As kids return to school, along comes the risk of those pesky little bugs known as head lice. September is National Head Lice Awareness Month — a good time to shed light on something that affect millions of school-aged children in the U.S. each year.
Head lice are known to lay and attach their eggs (called nits) to hair close to the scalp, where they feed on small amounts of blood. The nits are oval, yellow or white, and about the size of a knot in thread.
They develop into adult lice, which are usually pale and gray and about the size of a sesame seed.

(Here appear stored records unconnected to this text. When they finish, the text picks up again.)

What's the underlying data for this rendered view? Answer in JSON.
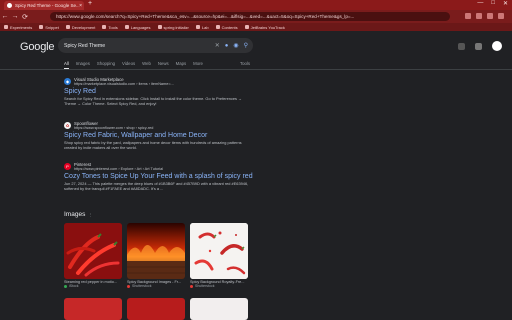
{
  "browser": {
    "tab_title": "Spicy Red Theme - Google Se...",
    "tab_close": "×",
    "new_tab": "+",
    "controls": [
      "—",
      "□",
      "✕"
    ],
    "url": "https://www.google.com/search?q=Spicy+Red+Theme&sca_esv=...&source=hp&ei=...&iflsig=...&ved=...&uact=5&oq=Spicy+Red+Theme&gs_lp=...",
    "nav": [
      "←",
      "→",
      "⟳"
    ],
    "bookmarks": [
      "Experiments",
      "Snippet",
      "Development",
      "Tools",
      "Languages",
      "spring initializr",
      "Lab",
      "Contents",
      "JetBrains YouTrack"
    ]
  },
  "google": {
    "logo": "Google",
    "query": "Spicy Red Theme",
    "tabs": [
      "All",
      "Images",
      "Shopping",
      "Videos",
      "Web",
      "News",
      "Maps",
      "More"
    ],
    "tools": "Tools"
  },
  "results": [
    {
      "source": "Visual Studio Marketplace",
      "url": "https://marketplace.visualstudio.com › items › itemName=...",
      "title": "Spicy Red",
      "snippet": "Search for Spicy Red in extensions sidebar. Click Install to install the color theme. Go to Preferences → Theme → Color Theme. Select Spicy Red, and enjoy!",
      "favicon_color": "#2b7bd6"
    },
    {
      "source": "Spoonflower",
      "url": "https://www.spoonflower.com › shop › spicy-red",
      "title": "Spicy Red Fabric, Wallpaper and Home Decor",
      "snippet": "Shop spicy red fabric by the yard, wallpapers and home decor items with hundreds of amazing patterns created by indie makers all over the world.",
      "favicon_color": "#f2f2f2"
    },
    {
      "source": "Pinterest",
      "url": "https://www.pinterest.com › Explore › Art › Art Tutorial",
      "title": "Cozy Tones to Spice Up Your Feed with a splash of spicy red",
      "snippet": "Jun 27, 2024 — This palette merges the deep blues of #1B3B6F and #457B9D with a vibrant red #E63946, softened by the tranquil #F1FAEE and #A8DADC. It's a ...",
      "favicon_color": "#e60023"
    }
  ],
  "images": {
    "heading": "Images",
    "items": [
      {
        "caption": "Steaming red pepper in motio...",
        "source": "iStock"
      },
      {
        "caption": "Spicy Background Images - Fr...",
        "source": "Shutterstock"
      },
      {
        "caption": "Spicy Background Royalty-Fre...",
        "source": "Shutterstock"
      }
    ]
  }
}
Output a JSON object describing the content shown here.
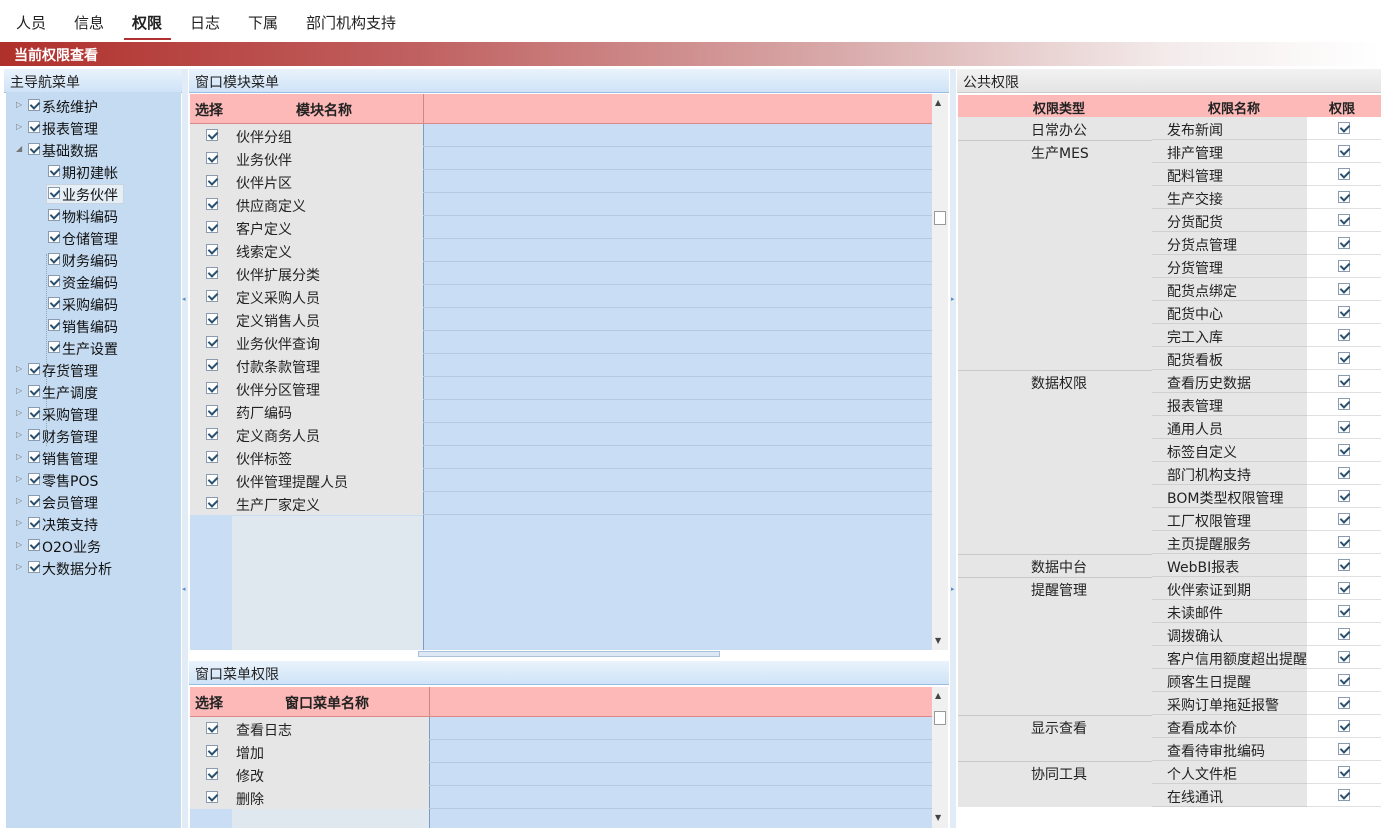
{
  "tabs": [
    {
      "label": "人员"
    },
    {
      "label": "信息"
    },
    {
      "label": "权限"
    },
    {
      "label": "日志"
    },
    {
      "label": "下属"
    },
    {
      "label": "部门机构支持"
    }
  ],
  "title": "当前权限查看",
  "nav": {
    "header": "主导航菜单",
    "items": [
      {
        "label": "系统维护",
        "level": 0,
        "expanded": false
      },
      {
        "label": "报表管理",
        "level": 0,
        "expanded": false
      },
      {
        "label": "基础数据",
        "level": 0,
        "expanded": true
      },
      {
        "label": "期初建帐",
        "level": 1
      },
      {
        "label": "业务伙伴",
        "level": 1,
        "selected": true
      },
      {
        "label": "物料编码",
        "level": 1
      },
      {
        "label": "仓储管理",
        "level": 1
      },
      {
        "label": "财务编码",
        "level": 1
      },
      {
        "label": "资金编码",
        "level": 1
      },
      {
        "label": "采购编码",
        "level": 1
      },
      {
        "label": "销售编码",
        "level": 1
      },
      {
        "label": "生产设置",
        "level": 1
      },
      {
        "label": "存货管理",
        "level": 0,
        "expanded": false
      },
      {
        "label": "生产调度",
        "level": 0,
        "expanded": false
      },
      {
        "label": "采购管理",
        "level": 0,
        "expanded": false
      },
      {
        "label": "财务管理",
        "level": 0,
        "expanded": false
      },
      {
        "label": "销售管理",
        "level": 0,
        "expanded": false
      },
      {
        "label": "零售POS",
        "level": 0,
        "expanded": false
      },
      {
        "label": "会员管理",
        "level": 0,
        "expanded": false
      },
      {
        "label": "决策支持",
        "level": 0,
        "expanded": false
      },
      {
        "label": "O2O业务",
        "level": 0,
        "expanded": false
      },
      {
        "label": "大数据分析",
        "level": 0,
        "expanded": false
      }
    ]
  },
  "module_menu": {
    "header": "窗口模块菜单",
    "col_select": "选择",
    "col_name": "模块名称",
    "rows": [
      "伙伴分组",
      "业务伙伴",
      "伙伴片区",
      "供应商定义",
      "客户定义",
      "线索定义",
      "伙伴扩展分类",
      "定义采购人员",
      "定义销售人员",
      "业务伙伴查询",
      "付款条款管理",
      "伙伴分区管理",
      "药厂编码",
      "定义商务人员",
      "伙伴标签",
      "伙伴管理提醒人员",
      "生产厂家定义"
    ]
  },
  "window_menu": {
    "header": "窗口菜单权限",
    "col_select": "选择",
    "col_name": "窗口菜单名称",
    "rows": [
      "查看日志",
      "增加",
      "修改",
      "删除"
    ]
  },
  "public": {
    "header": "公共权限",
    "col_type": "权限类型",
    "col_name": "权限名称",
    "col_perm": "权限",
    "rows": [
      {
        "type": "日常办公",
        "name": "发布新闻"
      },
      {
        "type": "生产MES",
        "name": "排产管理"
      },
      {
        "type": "",
        "name": "配料管理"
      },
      {
        "type": "",
        "name": "生产交接"
      },
      {
        "type": "",
        "name": "分货配货"
      },
      {
        "type": "",
        "name": "分货点管理"
      },
      {
        "type": "",
        "name": "分货管理"
      },
      {
        "type": "",
        "name": "配货点绑定"
      },
      {
        "type": "",
        "name": "配货中心"
      },
      {
        "type": "",
        "name": "完工入库"
      },
      {
        "type": "",
        "name": "配货看板"
      },
      {
        "type": "数据权限",
        "name": "查看历史数据"
      },
      {
        "type": "",
        "name": "报表管理"
      },
      {
        "type": "",
        "name": "通用人员"
      },
      {
        "type": "",
        "name": "标签自定义"
      },
      {
        "type": "",
        "name": "部门机构支持"
      },
      {
        "type": "",
        "name": "BOM类型权限管理"
      },
      {
        "type": "",
        "name": "工厂权限管理"
      },
      {
        "type": "",
        "name": "主页提醒服务"
      },
      {
        "type": "数据中台",
        "name": "WebBI报表"
      },
      {
        "type": "提醒管理",
        "name": "伙伴索证到期"
      },
      {
        "type": "",
        "name": "未读邮件"
      },
      {
        "type": "",
        "name": "调拨确认"
      },
      {
        "type": "",
        "name": "客户信用额度超出提醒"
      },
      {
        "type": "",
        "name": "顾客生日提醒"
      },
      {
        "type": "",
        "name": "采购订单拖延报警"
      },
      {
        "type": "显示查看",
        "name": "查看成本价"
      },
      {
        "type": "",
        "name": "查看待审批编码"
      },
      {
        "type": "协同工具",
        "name": "个人文件柜"
      },
      {
        "type": "",
        "name": "在线通讯"
      }
    ]
  }
}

While it sounds pretty gross, head lice have nothing to do with poor hygiene. Anyone can get them. In fact, the lice may actually prefer healthy, clean heads. And while head lice are a nuisance, they don’t carry any diseases or cause any serious health problems. That being said, you still don’t want them spreading on your child’s head!
The most common symptom of head lice is itching on the areas where lice are present (often behind the ears or at the back of the neck), although it can take up to 4-6 weeks after lice get on the scalp before it starts to itch.
The American Academy of Pediatrics (AAP) provides instructions for how to check for head lice:
If you suspect your child has head lice, call your pediatrician first before beginning any treatment.
Don’t bother with home remedies like mayonnaise, olive oil, margarine, butter, petroleum jelly, or other substances like gasoline. They won’t work — and some are harmful to kids.
The most effective way to treat head lice is with head lice medicine. Your doctor give you instructions and safety guidelines for the medicine. After each treatment, the comb-out method is often used.
Head lice live about 28 days. But the good news is, if they cannot feed, they only survive about 1-2 days or less. The eggs do not survive if they are farther than 4-6 mm of the scalp.
Also, head lice cannot jump, hop or fly. They are spread most commonly by prolonged, direct head-to-head contact.
The AAP offers steps parents can take to prevent and control the spread of head lice:
Find a pediatrician.
Learn more about children’s services at Edward-Elmhurst Health.
If you have reached this screen, your current device or browser is unable to access the full Edward-Elmhurst Health Web site.
To see the full site, please upgrade your browser to the most recent version of Safari, Chrome, Firefox or Internet Explorer. If you cannot upgrade your browser, you can remain on this site.